Where were the ghosts? Or the water, for that matter?
A lot of games are out there to wind players up to the max, and Paranautical Activity is one of those.
This Digerati title developed by Code Avarice is a first-person shooter which is presented in a pretty unique pixelated format. Each level is set across a labyrinth of rooms, and it’s your objective to shoot and destroy just about every sign of life that you can see.
The layout of the rooms should be unique each time – you might find yourself in a position where you only have one room to choose to assault next, whereas on other occasions that can be as many as three. Prior to each level, you’re offered a choice of weapon layouts, from shotguns to explosives to a crossbow called the David Bowie, for some reason. The explosive choices didn’t seem to offer as much potency as the shotgun, for some reason. Fortunately, you also have a sub-weapon at your disposal if things get a little hairy.
Get killed once and that’s it; it’s the dreaded game over screen. And it’s a problem – you can find yourself getting overwhelmed almost immediately after first entering a room, particularly those which offer a generous helping of enemies, and the weapon effectiveness just isn’t where it needs to be for that sharpshooter-marksman feeling that is needed when your objective is to dash from room to room and take out everything in sight. A lot of enemies will fire guns in your direction, making the better-in-close-range shotgun a lot less effective, but strafing through the gunfire will result in you taking damage even if you thought you’d managed to fit through a gap.
Adjusting your line of sight to find the enemies is also a problem, as you’ll see them approach and go around or over you, only for you to turn around and find no sign of them. It doesn’t help that the weapon performance is on the whole so lame, as you see shots which just should not miss sail wide of the mark. Boss fights are just silly – you can’t possibly get away fast enough to safely shoot and run, and shooting from afar is a pain too when your shots miss and enemies can get you from anywhere.
It’s quite easily to compare the game visually to Minecraft and all of it’s spin-off titles. What isn’t quite as obvious is why the developers chose to make the game so dark. It detracts from the personality, and while it may have been the intention to make each room feel intimidating, it has the effect of making you not want to go into the rooms rather than wanting to rise to a challenge. With enemies on the whole a similar colour to the surroundings too, you’ll need to properly check each room to make sure there’s nothing left before progressing onwards.
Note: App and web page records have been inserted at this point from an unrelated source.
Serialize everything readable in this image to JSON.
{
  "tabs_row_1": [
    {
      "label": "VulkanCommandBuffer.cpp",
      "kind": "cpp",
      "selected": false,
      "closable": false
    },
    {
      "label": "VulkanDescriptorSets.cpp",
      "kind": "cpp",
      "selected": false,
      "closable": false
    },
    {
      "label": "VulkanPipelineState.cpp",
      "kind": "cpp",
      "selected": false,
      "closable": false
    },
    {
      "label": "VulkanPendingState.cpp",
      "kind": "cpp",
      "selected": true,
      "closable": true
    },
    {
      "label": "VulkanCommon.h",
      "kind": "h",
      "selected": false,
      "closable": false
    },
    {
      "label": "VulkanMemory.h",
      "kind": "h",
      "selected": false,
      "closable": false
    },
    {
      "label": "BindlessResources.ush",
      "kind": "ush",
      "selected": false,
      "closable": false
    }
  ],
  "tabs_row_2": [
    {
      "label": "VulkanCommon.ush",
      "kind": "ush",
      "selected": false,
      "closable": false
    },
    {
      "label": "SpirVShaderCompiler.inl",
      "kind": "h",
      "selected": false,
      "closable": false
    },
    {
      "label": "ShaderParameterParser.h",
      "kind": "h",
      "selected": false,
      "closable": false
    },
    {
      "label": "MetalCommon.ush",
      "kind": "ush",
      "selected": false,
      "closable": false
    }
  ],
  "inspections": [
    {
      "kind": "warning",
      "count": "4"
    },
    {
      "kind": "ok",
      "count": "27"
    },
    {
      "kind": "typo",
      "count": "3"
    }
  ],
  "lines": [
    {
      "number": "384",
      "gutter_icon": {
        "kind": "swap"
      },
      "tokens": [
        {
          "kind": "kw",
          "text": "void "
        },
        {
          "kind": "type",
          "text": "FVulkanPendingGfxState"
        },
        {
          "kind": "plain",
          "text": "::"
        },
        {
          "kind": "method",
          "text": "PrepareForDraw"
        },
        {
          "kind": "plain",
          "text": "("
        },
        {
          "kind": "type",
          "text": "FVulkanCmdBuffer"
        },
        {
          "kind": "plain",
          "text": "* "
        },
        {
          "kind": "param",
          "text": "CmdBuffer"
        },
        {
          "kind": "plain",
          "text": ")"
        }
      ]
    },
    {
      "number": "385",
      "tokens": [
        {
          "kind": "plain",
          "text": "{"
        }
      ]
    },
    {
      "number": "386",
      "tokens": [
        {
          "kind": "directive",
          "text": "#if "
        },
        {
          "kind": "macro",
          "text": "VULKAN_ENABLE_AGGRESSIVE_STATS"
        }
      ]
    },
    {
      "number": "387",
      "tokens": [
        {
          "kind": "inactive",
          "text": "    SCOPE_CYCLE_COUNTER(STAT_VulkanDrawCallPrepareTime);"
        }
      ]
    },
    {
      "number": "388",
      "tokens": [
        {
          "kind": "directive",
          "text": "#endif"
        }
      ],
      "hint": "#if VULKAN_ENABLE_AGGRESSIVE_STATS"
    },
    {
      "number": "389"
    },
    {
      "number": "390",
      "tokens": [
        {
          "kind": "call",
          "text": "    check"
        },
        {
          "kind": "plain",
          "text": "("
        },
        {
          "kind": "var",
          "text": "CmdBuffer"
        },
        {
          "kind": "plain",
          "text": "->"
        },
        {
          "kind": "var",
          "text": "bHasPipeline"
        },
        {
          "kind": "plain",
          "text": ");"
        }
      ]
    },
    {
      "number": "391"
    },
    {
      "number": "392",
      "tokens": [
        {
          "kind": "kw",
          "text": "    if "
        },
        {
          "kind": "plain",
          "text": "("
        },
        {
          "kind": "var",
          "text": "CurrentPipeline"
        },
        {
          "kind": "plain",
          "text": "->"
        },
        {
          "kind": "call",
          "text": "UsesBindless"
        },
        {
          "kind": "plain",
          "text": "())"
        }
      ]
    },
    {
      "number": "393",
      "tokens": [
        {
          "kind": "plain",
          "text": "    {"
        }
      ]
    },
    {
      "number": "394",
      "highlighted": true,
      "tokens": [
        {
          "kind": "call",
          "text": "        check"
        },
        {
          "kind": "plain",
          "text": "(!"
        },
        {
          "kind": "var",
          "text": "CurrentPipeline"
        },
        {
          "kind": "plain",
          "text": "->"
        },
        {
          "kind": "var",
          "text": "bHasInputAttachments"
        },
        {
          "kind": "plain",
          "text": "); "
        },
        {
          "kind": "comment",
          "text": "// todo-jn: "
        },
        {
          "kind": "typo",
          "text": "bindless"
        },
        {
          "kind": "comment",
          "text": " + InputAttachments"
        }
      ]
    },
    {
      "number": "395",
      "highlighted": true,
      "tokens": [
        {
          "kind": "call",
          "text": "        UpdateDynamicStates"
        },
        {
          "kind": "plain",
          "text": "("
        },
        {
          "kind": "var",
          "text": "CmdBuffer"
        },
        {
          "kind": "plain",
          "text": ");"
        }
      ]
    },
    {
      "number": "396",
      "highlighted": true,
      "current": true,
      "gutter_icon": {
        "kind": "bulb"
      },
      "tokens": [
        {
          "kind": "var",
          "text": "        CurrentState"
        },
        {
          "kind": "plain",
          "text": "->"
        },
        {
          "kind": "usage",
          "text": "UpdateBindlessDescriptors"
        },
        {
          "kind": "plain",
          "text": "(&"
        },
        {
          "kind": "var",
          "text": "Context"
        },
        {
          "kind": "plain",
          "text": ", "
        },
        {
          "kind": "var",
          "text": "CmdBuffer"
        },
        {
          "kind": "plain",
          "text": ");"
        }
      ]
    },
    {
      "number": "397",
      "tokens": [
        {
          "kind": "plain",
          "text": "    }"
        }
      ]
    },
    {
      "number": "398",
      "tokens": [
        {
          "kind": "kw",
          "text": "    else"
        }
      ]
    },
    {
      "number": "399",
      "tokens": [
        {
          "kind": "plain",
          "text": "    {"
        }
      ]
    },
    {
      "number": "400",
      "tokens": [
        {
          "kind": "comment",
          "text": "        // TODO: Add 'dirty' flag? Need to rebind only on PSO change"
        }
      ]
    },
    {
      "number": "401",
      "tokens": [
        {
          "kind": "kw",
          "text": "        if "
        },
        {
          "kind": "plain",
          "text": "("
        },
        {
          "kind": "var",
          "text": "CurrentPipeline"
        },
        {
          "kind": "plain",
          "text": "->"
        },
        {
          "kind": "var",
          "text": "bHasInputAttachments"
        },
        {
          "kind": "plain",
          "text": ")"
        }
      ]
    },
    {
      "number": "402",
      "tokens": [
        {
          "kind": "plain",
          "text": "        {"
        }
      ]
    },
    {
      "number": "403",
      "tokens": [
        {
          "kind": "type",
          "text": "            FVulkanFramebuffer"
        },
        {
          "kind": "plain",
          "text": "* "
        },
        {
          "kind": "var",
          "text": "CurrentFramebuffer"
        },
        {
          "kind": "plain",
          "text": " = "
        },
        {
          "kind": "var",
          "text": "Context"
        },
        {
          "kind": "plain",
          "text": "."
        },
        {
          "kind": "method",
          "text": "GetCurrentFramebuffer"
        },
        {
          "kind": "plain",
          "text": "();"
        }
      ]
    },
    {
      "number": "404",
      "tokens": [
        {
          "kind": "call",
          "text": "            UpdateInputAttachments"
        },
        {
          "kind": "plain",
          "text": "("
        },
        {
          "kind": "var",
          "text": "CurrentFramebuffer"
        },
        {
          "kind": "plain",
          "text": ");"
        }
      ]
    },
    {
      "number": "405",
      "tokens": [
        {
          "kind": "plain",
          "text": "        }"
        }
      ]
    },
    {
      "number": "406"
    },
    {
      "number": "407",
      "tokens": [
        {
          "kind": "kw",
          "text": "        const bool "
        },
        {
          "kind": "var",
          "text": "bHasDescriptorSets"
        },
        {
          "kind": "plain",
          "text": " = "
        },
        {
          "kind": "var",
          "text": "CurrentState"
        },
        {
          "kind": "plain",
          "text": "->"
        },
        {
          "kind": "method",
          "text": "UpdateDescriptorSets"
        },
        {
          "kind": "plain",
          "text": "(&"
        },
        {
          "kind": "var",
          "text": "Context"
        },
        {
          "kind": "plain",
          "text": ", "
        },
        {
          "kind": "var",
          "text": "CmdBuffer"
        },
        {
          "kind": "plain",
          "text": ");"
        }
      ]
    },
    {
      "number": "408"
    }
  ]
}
The quantum of solace in making things at least a little interesting are the achievements, and again the challenge level is high. From finishing rooms without taking damage to beating any mode without taking any items, there are at least some unlockables to satiate your sadistic efforts, but some of them don’t offer a reward whatsoever!
Paranautical Activity is a ‘game over’ game of the unfair variety. Hold out for a sale price on this.
Small, dark and not very handsome, Paranautical Activity is a disappointment. Lame weapons, poor controls and a lack of personality nip this one in the bud.